• [Directions]:
Using the material that follows, say how many lines contain the string "Domain". Answer with a number only.

• [Source records]:
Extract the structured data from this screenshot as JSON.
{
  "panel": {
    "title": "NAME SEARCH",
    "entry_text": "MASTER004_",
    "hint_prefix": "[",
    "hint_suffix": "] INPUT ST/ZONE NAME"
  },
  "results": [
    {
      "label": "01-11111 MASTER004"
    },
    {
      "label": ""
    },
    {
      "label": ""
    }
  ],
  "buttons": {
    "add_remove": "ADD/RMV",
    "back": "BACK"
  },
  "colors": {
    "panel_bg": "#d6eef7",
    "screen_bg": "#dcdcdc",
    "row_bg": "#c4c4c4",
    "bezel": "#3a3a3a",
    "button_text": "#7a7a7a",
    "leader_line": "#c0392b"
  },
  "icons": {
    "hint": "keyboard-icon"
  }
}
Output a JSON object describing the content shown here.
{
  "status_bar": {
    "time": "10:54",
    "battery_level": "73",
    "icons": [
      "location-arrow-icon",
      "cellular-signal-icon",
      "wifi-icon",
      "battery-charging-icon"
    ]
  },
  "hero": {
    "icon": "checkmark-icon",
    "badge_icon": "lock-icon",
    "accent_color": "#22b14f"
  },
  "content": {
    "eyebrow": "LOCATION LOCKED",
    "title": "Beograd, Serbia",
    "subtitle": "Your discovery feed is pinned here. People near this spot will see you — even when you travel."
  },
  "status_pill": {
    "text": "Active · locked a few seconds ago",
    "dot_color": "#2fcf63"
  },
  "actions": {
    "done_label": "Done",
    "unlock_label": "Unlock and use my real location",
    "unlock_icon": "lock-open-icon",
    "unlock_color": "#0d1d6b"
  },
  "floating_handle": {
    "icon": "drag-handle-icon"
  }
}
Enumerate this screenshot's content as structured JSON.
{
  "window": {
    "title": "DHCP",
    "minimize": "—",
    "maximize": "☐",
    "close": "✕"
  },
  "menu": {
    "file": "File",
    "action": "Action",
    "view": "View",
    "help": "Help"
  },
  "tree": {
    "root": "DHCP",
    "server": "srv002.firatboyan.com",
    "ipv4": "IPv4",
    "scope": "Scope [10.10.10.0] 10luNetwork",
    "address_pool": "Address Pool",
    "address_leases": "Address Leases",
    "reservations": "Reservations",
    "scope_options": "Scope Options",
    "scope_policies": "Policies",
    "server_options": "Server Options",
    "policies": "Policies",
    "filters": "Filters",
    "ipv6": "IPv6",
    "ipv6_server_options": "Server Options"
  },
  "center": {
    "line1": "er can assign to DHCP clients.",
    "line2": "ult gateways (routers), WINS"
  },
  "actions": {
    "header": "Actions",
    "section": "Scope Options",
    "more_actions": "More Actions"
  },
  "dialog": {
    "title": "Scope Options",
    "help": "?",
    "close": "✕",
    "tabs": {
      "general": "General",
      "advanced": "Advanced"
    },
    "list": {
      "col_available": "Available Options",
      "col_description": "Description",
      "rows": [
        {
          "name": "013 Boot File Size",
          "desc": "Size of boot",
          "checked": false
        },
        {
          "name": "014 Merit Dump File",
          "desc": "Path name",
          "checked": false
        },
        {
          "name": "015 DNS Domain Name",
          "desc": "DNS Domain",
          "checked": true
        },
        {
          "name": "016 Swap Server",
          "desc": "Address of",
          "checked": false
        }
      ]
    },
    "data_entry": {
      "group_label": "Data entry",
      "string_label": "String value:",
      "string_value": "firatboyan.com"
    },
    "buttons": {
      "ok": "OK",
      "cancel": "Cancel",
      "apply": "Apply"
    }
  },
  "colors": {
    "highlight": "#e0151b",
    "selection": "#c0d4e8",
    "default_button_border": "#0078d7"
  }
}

• [Result below]:
2